We made a couple of trips to Provence and looked around with various real estate agents. We found a lot of homes for sale in our price range, but I didn’t like any of them. Some were nice homes, but extremely isolated. Some were in a great location but the actual buildings were old and dark and would cost too much to renovate. A few looked as if various pieces had been added on by the owner in a do-it-yourself manner. One house had a device where wood had to be burned to heat the water. That was a little too country for me. We saw a brand new house in a crowded neighborhood that would have sold for half the price in the States. It was getting depressing because almost every house we saw was up for sale because of a divorce. It broke my heart to see the childrenâ€™s rooms. I was starting to think Mr. Menerbes was right. We weren’t going to find a place in our price range.
On the last day we were in a little village called Tour d’Aigues and hadn’t liked the house the real estate man had just shown us, when he said, “How about looking at some property?” We thought we might as well look. Maybe building what we wanted would be the best thing, if the property wasn’t too expensive. It turned out to be next to a tiny village of 250 people in a rather isolated area located in the Luberon National Park. It was covered with dense brush, a few oak trees, bushes called Mimosa that are covered in yellow flowers in the spring and some wild olive trees. When we walked, we could smell wild thyme getting crushed under our feet, an incredible odor. Some people were walking in the area, as well, looking for wild asparagus. Maurice’s eyes lit up. This was more like it.
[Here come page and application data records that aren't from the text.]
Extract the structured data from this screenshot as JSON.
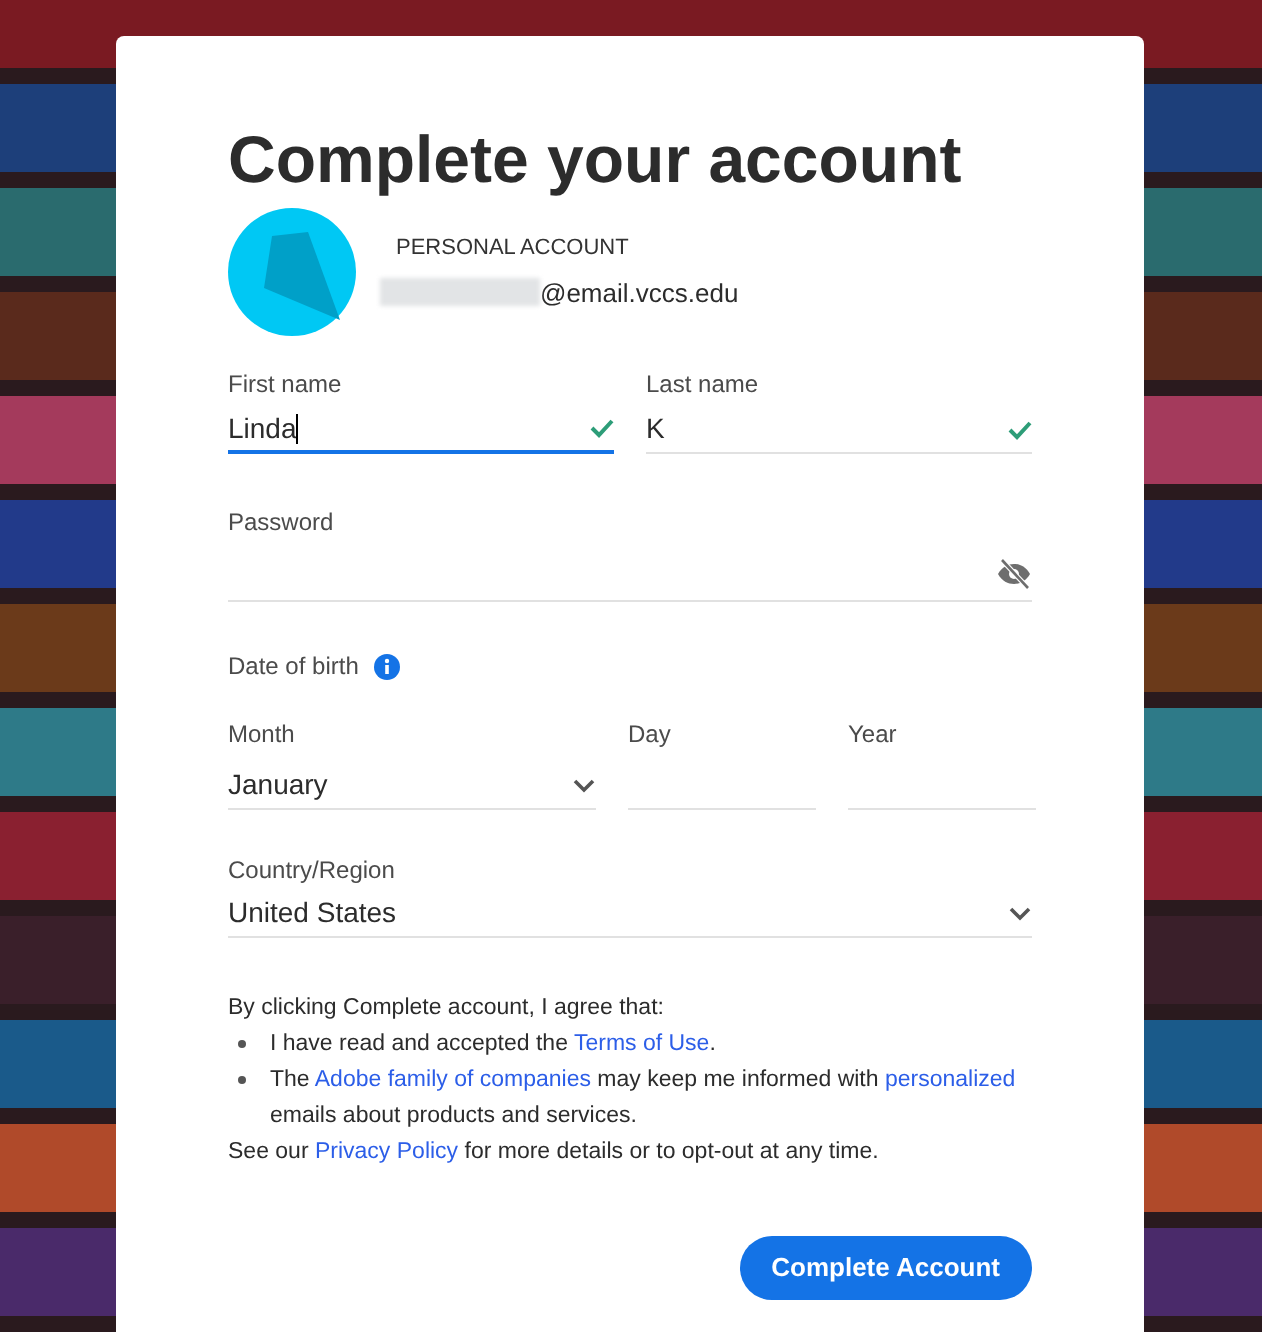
{
  "title": "Complete your account",
  "account": {
    "type": "PERSONAL ACCOUNT",
    "email": "@email.vccs.edu"
  },
  "name_fields": [
    {
      "label": "First name",
      "value": "Linda",
      "focused": true,
      "valid": true
    },
    {
      "label": "Last name",
      "value": "K",
      "focused": false,
      "valid": true
    }
  ],
  "password": {
    "label": "Password"
  },
  "date_of_birth": {
    "label": "Date of birth",
    "fields": [
      {
        "kind": "select",
        "label": "Month",
        "value": "January"
      },
      {
        "kind": "text",
        "label": "Day"
      },
      {
        "kind": "text",
        "label": "Year"
      }
    ]
  },
  "country": {
    "label": "Country/Region",
    "value": "United States"
  },
  "legal": {
    "intro": "By clicking Complete account, I agree that:",
    "bullets": [
      [
        {
          "text": "I have read and accepted the ",
          "link": false
        },
        {
          "text": "Terms of Use",
          "link": true
        },
        {
          "text": ".",
          "link": false
        }
      ],
      [
        {
          "text": "The ",
          "link": false
        },
        {
          "text": "Adobe family of companies",
          "link": true
        },
        {
          "text": " may keep me informed with ",
          "link": false
        },
        {
          "text": "personalized",
          "link": true
        },
        {
          "text": " emails about products and services.",
          "link": false
        }
      ]
    ],
    "footer": [
      {
        "text": "See our ",
        "link": false
      },
      {
        "text": "Privacy Policy",
        "link": true
      },
      {
        "text": " for more details or to opt-out at any time.",
        "link": false
      }
    ]
  },
  "submit": "Complete Account"
}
We came back the next day and walked around and then went up to the little village. It had a tiny church with Mary standing on top and a city fountain next to it, the type with a little head with water coming out of the mouth. There was a charming narrow street lined with houses bearing shutters and doors in bright ProvenÃ§al colors. But that was it. There was not one restaurant or shop and that bothered me as I had to discard the dream of a short walk to a boulangerie to get a baguette. The nearest boulangerie was 4 kilometers away. Not too far, but not an easy walk either.It was Maurice’s dream and he really wanted this property, so we bought it.
It turned out that the property had been the inheritance of four family members, all aristocrats, who came from the nearby castle. They had divided it into four pieces and put it up for sale. Land is hard to find in Provence these days and we were lucky to find it before it sold. We met with two members of the family, a man with fluffy white hair and a pointed nose and his sister dressed in what looked like a Chanel suit with high heels, stockings and pearls. I was in jeans, a T-shirt and tennis shoes. A Notaire, who does all of the paper work and legal things needed to buy property in France, was in our meeting. The Notaire had brought his darling dog Pistache with him. I was surprised that the Notaire did all of the paperwork by hand, laboriously filling out the location of the property, the owners’ information, our information, etc. It took well over an hour. It was all done in French, of course, so I sat there totally clueless and made friends with Pistache. We signed the papers with the understanding that none of it would be legal and that the whole thing would be canceled if we didn’t get the permission needed to build our house.